EXERCISE AIM —
When you reproduce the listing below, keep every entry exactly as written.

----------

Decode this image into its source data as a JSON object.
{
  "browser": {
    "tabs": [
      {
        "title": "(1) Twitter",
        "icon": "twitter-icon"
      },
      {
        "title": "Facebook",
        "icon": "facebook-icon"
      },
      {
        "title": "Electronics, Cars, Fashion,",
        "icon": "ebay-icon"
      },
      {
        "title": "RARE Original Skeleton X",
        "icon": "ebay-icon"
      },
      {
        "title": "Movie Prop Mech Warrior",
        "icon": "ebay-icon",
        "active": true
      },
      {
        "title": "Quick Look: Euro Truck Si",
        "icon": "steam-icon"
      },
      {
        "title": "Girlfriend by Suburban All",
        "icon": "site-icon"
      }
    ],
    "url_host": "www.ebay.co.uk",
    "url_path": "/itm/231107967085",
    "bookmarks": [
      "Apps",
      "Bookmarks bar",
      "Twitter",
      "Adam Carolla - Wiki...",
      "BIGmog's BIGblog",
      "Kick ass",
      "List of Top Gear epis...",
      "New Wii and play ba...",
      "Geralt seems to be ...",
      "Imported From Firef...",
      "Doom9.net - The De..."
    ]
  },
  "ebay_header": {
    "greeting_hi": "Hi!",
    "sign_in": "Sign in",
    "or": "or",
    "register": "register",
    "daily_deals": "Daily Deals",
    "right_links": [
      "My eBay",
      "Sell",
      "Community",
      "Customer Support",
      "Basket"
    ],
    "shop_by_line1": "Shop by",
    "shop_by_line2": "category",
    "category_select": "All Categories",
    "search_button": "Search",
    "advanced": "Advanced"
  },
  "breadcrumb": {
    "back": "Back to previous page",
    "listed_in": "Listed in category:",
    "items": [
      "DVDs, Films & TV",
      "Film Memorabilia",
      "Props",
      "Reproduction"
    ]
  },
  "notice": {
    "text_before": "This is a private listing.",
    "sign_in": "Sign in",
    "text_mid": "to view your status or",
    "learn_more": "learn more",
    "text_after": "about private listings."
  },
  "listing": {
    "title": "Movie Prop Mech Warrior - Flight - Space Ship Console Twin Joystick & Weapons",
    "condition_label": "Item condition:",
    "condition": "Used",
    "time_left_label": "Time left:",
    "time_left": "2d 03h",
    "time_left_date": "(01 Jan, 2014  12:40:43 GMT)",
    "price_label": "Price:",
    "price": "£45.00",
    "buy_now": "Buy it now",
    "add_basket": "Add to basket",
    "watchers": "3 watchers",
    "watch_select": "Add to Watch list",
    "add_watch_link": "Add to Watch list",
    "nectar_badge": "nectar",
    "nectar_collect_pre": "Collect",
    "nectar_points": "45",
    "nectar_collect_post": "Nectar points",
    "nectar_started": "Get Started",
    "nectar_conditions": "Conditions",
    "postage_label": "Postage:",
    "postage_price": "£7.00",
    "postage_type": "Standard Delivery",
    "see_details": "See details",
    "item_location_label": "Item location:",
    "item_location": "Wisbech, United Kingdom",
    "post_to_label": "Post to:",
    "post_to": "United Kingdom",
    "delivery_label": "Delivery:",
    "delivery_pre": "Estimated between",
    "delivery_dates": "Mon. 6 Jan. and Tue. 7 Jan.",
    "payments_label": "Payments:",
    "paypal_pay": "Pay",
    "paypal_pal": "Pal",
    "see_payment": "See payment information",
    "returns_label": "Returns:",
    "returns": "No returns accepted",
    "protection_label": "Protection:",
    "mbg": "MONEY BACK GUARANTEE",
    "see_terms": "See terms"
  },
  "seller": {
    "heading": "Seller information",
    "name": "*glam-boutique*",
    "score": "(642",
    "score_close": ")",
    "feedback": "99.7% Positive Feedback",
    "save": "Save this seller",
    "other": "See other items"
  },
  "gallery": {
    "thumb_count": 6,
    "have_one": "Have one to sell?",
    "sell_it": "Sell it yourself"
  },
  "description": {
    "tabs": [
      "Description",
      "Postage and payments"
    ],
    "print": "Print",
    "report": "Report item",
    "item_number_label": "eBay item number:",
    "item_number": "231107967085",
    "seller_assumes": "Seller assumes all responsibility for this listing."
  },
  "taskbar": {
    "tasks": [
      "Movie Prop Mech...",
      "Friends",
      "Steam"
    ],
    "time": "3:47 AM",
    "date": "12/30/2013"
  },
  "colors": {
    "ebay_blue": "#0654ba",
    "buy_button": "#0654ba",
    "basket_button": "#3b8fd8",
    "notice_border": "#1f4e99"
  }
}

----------

FINISHED EXERCISE —
Decode this image into its source data as a JSON object.
{
  "browser": {
    "tabs": [
      {
        "title": "(1) Twitter",
        "icon": "twitter-icon"
      },
      {
        "title": "Facebook",
        "icon": "facebook-icon"
      },
      {
        "title": "Electronics, Cars, Fashion,",
        "icon": "ebay-icon"
      },
      {
        "title": "RARE Original Skeleton X",
        "icon": "ebay-icon"
      },
      {
        "title": "Movie Prop Mech Warrior",
        "icon": "ebay-icon",
        "active": true
      },
      {
        "title": "Quick Look: Euro Truck Si",
        "icon": "steam-icon"
      },
      {
        "title": "Girlfriend by Suburban All",
        "icon": "site-icon"
      }
    ],
    "url_host": "www.ebay.co.uk",
    "url_path": "/itm/231107967085",
    "bookmarks": [
      "Apps",
      "Bookmarks bar",
      "Twitter",
      "Adam Carolla - Wiki...",
      "BIGmog's BIGblog",
      "Kick ass",
      "List of Top Gear epis...",
      "New Wii and play ba...",
      "Geralt seems to be ...",
      "Imported From Firef...",
      "Doom9.net - The De..."
    ]
  },
  "ebay_header": {
    "greeting_hi": "Hi!",
    "sign_in": "Sign in",
    "or": "or",
    "register": "register",
    "daily_deals": "Daily Deals",
    "right_links": [
      "My eBay",
      "Sell",
      "Community",
      "Customer Support",
      "Basket"
    ],
    "shop_by_line1": "Shop by",
    "shop_by_line2": "category",
    "category_select": "All Categories",
    "search_button": "Search",
    "advanced": "Advanced"
  },
  "breadcrumb": {
    "back": "Back to previous page",
    "listed_in": "Listed in category:",
    "items": [
      "DVDs, Films & TV",
      "Film Memorabilia",
      "Props",
      "Reproduction"
    ]
  },
  "notice": {
    "text_before": "This is a private listing.",
    "sign_in": "Sign in",
    "text_mid": "to view your status or",
    "learn_more": "learn more",
    "text_after": "about private listings."
  },
  "listing": {
    "title": "Movie Prop Mech Warrior - Flight - Space Ship Console Twin Joystick & Weapons",
    "condition_label": "Item condition:",
    "condition": "Used",
    "time_left_label": "Time left:",
    "time_left": "2d 03h",
    "time_left_date": "(01 Jan, 2014  12:40:43 GMT)",
    "price_label": "Price:",
    "price": "£45.00",
    "buy_now": "Buy it now",
    "add_basket": "Add to basket",
    "watchers": "3 watchers",
    "watch_select": "Add to Watch list",
    "add_watch_link": "Add to Watch list",
    "nectar_badge": "nectar",
    "nectar_collect_pre": "Collect",
    "nectar_points": "45",
    "nectar_collect_post": "Nectar points",
    "nectar_started": "Get Started",
    "nectar_conditions": "Conditions",
    "postage_label": "Postage:",
    "postage_price": "£7.00",
    "postage_type": "Standard Delivery",
    "see_details": "See details",
    "item_location_label": "Item location:",
    "item_location": "Wisbech, United Kingdom",
    "post_to_label": "Post to:",
    "post_to": "United Kingdom",
    "delivery_label": "Delivery:",
    "delivery_pre": "Estimated between",
    "delivery_dates": "Mon. 6 Jan. and Tue. 7 Jan.",
    "payments_label": "Payments:",
    "paypal_pay": "Pay",
    "paypal_pal": "Pal",
    "see_payment": "See payment information",
    "returns_label": "Returns:",
    "returns": "No returns accepted",
    "protection_label": "Protection:",
    "mbg": "MONEY BACK GUARANTEE",
    "see_terms": "See terms"
  },
  "seller": {
    "heading": "Seller information",
    "name": "*glam-boutique*",
    "score": "(642",
    "score_close": ")",
    "feedback": "99.7% Positive Feedback",
    "save": "Save this seller",
    "other": "See other items"
  },
  "gallery": {
    "thumb_count": 6,
    "have_one": "Have one to sell?",
    "sell_it": "Sell it yourself"
  },
  "description": {
    "tabs": [
      "Description",
      "Postage and payments"
    ],
    "print": "Print",
    "report": "Report item",
    "item_number_label": "eBay item number:",
    "item_number": "231107967085",
    "seller_assumes": "Seller assumes all responsibility for this listing."
  },
  "taskbar": {
    "tasks": [
      "Movie Prop Mech...",
      "Friends",
      "Steam"
    ],
    "time": "3:47 AM",
    "date": "12/30/2013"
  },
  "colors": {
    "ebay_blue": "#0654ba",
    "buy_button": "#0654ba",
    "basket_button": "#3b8fd8",
    "notice_border": "#1f4e99"
  }
}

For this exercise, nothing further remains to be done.